The Great Fire of Moscow

On this day over two hundred years ago, the terrible fire that swept through Moscow for days finally calmed, leaving behind vast swathes of utterly destroyed city. The true cause of the blaze remains unknown but the fact that the blaze coincided with the departure of Russian forces and the arrival of French led a lot of people to suspect that those retreating soldiers had set the fires themselves, leaving a warm welcome for the new arrivals.

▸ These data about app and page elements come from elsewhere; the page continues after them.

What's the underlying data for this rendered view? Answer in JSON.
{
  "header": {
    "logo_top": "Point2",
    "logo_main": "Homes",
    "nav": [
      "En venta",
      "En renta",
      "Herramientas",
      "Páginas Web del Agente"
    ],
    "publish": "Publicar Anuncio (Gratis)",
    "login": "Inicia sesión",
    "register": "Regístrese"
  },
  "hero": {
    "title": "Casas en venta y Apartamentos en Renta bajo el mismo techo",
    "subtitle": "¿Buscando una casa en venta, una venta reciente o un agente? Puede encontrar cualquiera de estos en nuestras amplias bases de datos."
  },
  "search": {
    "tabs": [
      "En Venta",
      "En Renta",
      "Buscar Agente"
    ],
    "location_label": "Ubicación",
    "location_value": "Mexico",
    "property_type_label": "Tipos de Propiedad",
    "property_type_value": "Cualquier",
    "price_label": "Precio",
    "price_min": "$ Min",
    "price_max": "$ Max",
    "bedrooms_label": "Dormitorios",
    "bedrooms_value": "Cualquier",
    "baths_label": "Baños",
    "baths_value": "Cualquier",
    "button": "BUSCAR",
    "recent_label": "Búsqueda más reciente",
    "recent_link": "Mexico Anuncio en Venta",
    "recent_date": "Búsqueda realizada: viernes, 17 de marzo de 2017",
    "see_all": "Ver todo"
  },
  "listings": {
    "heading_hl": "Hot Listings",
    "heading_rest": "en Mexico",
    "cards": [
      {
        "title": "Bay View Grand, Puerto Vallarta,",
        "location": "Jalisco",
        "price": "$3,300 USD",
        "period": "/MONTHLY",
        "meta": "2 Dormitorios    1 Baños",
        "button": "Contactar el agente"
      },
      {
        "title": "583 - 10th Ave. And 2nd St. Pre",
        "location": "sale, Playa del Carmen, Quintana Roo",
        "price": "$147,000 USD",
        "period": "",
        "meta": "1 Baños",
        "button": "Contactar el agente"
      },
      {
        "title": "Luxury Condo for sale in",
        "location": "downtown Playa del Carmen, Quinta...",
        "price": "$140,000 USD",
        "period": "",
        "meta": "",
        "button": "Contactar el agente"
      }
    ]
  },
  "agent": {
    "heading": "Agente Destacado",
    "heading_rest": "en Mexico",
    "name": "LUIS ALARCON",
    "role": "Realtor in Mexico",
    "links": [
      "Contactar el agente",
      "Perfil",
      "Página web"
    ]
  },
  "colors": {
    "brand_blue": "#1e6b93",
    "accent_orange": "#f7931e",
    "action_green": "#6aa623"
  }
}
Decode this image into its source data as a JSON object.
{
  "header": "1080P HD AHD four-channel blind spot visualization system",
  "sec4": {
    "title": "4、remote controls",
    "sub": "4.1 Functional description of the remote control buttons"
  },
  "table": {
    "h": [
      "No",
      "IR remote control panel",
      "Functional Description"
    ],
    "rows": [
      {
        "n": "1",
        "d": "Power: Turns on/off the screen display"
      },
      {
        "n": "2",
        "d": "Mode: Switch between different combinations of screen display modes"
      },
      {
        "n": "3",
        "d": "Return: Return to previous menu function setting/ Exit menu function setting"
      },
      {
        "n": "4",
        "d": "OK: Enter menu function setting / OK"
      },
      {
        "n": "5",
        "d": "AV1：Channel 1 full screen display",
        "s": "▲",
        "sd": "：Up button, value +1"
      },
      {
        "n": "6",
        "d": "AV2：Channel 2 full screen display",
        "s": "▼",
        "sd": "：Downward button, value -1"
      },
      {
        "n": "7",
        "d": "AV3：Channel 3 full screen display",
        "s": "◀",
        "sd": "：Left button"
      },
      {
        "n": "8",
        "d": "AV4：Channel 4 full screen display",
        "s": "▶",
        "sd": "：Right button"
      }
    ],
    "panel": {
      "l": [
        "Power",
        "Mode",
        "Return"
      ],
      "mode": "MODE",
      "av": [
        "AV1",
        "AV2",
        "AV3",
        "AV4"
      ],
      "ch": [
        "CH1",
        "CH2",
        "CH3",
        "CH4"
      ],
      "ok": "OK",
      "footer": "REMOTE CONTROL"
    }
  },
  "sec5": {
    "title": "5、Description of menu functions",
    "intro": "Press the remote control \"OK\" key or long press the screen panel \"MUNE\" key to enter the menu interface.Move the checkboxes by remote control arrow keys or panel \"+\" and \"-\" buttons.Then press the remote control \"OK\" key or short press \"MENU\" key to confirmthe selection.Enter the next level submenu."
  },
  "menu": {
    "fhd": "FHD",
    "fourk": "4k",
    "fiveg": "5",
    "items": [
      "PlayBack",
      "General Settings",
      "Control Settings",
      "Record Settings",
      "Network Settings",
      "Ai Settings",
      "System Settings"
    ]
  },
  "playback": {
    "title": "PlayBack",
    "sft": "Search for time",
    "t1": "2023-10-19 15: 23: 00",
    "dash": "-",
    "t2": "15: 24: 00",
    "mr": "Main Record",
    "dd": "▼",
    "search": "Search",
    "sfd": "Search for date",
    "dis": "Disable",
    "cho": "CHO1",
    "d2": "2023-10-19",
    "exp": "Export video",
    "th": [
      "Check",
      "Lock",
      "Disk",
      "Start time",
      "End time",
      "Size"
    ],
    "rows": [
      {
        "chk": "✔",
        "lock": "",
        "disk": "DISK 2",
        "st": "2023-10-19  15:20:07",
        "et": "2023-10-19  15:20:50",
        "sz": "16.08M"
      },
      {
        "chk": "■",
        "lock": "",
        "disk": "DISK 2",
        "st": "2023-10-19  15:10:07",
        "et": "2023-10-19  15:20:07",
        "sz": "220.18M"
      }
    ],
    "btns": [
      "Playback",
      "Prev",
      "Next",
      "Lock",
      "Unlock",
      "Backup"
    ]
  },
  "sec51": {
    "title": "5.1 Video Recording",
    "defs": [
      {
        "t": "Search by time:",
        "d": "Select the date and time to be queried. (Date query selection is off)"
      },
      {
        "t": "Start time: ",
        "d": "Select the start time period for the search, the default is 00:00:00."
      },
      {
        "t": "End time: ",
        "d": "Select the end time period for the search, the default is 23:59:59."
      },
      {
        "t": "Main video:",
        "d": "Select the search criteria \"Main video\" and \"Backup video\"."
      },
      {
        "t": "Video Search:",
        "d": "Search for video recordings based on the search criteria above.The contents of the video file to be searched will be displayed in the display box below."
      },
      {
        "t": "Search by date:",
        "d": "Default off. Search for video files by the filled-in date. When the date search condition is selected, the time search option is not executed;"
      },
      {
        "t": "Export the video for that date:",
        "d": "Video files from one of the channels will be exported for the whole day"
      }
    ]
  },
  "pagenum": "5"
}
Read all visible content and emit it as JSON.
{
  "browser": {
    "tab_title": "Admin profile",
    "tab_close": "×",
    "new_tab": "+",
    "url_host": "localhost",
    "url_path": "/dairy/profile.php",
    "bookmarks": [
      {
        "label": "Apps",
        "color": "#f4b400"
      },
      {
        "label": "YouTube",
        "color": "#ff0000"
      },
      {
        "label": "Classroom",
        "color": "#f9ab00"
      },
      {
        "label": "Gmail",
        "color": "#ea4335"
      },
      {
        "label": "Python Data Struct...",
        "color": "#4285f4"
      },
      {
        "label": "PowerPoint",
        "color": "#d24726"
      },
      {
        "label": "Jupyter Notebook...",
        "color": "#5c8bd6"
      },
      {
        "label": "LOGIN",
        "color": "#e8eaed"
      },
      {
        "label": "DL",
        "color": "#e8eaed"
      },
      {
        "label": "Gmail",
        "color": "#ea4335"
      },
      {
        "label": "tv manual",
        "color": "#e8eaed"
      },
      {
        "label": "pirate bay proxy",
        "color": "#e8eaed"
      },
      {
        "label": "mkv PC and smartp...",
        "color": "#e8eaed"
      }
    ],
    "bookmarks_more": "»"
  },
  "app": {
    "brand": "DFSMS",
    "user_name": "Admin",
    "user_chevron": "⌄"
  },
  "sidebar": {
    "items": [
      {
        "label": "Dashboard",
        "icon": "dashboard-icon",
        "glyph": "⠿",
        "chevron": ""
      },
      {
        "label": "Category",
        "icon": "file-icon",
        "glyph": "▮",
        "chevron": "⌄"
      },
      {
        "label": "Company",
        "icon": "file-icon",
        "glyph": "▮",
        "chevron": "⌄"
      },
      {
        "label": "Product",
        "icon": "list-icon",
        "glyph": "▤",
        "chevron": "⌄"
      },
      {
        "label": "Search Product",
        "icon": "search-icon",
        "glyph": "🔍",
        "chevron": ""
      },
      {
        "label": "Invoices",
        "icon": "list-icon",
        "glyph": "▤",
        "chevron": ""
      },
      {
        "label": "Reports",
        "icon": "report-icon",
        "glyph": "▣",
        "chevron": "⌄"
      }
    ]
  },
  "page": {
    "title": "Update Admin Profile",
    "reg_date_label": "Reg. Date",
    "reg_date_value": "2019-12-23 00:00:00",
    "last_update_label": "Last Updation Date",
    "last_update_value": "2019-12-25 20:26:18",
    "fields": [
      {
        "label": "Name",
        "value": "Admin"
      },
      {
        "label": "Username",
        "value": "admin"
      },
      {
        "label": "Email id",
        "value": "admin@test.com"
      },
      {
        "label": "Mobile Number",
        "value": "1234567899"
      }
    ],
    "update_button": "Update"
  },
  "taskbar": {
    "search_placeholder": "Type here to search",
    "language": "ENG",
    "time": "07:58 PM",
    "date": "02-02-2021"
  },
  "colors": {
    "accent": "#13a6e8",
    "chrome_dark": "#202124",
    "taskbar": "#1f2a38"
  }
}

On 14th September 1812, the Governor General of Moscow, Count Feodor Rostopchin prepared to lead his troops out of Moscow and apparently gave orders that all major public buildings should be burned or otherwise destroyed, whilst he ensured that the fire services had been relieved of any firefighting equipment that might vex his plans. At the same time, several smaller and unexplained fires began to spring up around the city as they had for several days leading up to the Russian retreat. However, the fires set on Rostopchin's orders were not helped by further, smaller blazes started by the Grande Armée as they set up camp in Moscow.

French in Moscow, 1812
The French in Moscow, 1812 

The French built campfires all over the city and as these began to burn out of control, the city was soon on fire.  Although the majority of citizens had already left the city ahead of the French arrival, thousands had no choice but to stay behind and as these people fled their homes, looting broke out and seen the streets were in chaos. Napoleon watched the city burn from the Kremlin until, with concerns for his safety growing, he left Moscow to take refuge outside the city.

More than 6000 homes, 800 shops and 100 churches burned, whilst 12,000 people died in the conflagration, with many precious buildings and treasures also consumed by the fire that Rostopchin was adamant he had not ordered. The process of rebuilding was slow and expensive and for years thereafter, the city and its people continued to count the cost.


  1. It was a very successful defensive tactic for something which Rostopchin had not ordered....

  2. It was certainly an irony. the French had marched so long and so far to find nothing but devastation. Then came the infamous retreat from Moscow which wiped out a considerable portion of the French army.